INSTRUCTIONS TO FOLLOW. Find the word "icon" in the data. Return every line where it appears.

/---

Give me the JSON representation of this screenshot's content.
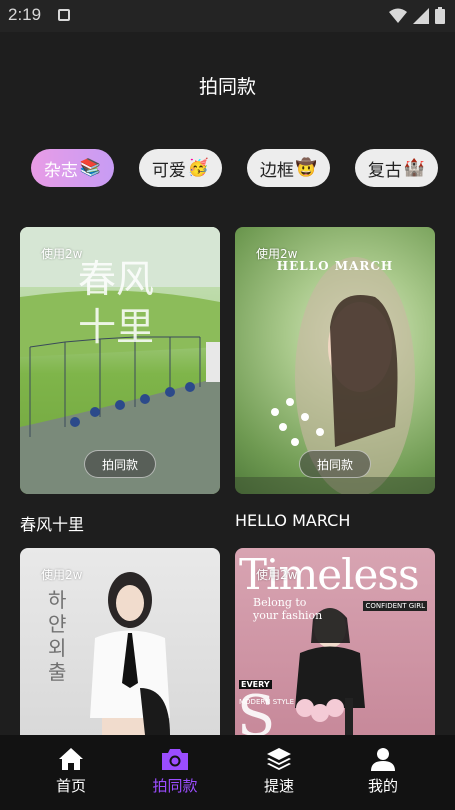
{
  "status": {
    "time": "2:19"
  },
  "header": {
    "title": "拍同款"
  },
  "chips": [
    {
      "label": "杂志",
      "emoji": "📚",
      "active": true
    },
    {
      "label": "可爱",
      "emoji": "🥳",
      "active": false
    },
    {
      "label": "边框",
      "emoji": "🤠",
      "active": false
    },
    {
      "label": "复古",
      "emoji": "🏰",
      "active": false
    }
  ],
  "cards": [
    {
      "uses": "使用2w",
      "button": "拍同款",
      "title": "春风十里",
      "art_text": "春风十里"
    },
    {
      "uses": "使用2w",
      "button": "拍同款",
      "title": "HELLO MARCH",
      "art_text": "HELLO MARCH"
    },
    {
      "uses": "使用2w",
      "art_text": "하얀 외출"
    },
    {
      "uses": "使用2w",
      "art_text": "Timeless",
      "art_sub": "Belong to your fashion",
      "art_tag": "EVERY",
      "art_tag2": "MODERN STYLE",
      "art_brand": "CONFIDENT GIRL"
    }
  ],
  "nav": [
    {
      "label": "首页",
      "icon": "home-icon",
      "active": false
    },
    {
      "label": "拍同款",
      "icon": "camera-icon",
      "active": true
    },
    {
      "label": "提速",
      "icon": "layers-icon",
      "active": false
    },
    {
      "label": "我的",
      "icon": "user-icon",
      "active": false
    }
  ],
  "colors": {
    "accent": "#9b4dff",
    "background": "#1e1e1e",
    "nav_bg": "#121212"
  }
}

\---

YOUR RESPONSE.
      "icon": "home-icon",
      "icon": "camera-icon",
      "icon": "layers-icon",
      "icon": "user-icon",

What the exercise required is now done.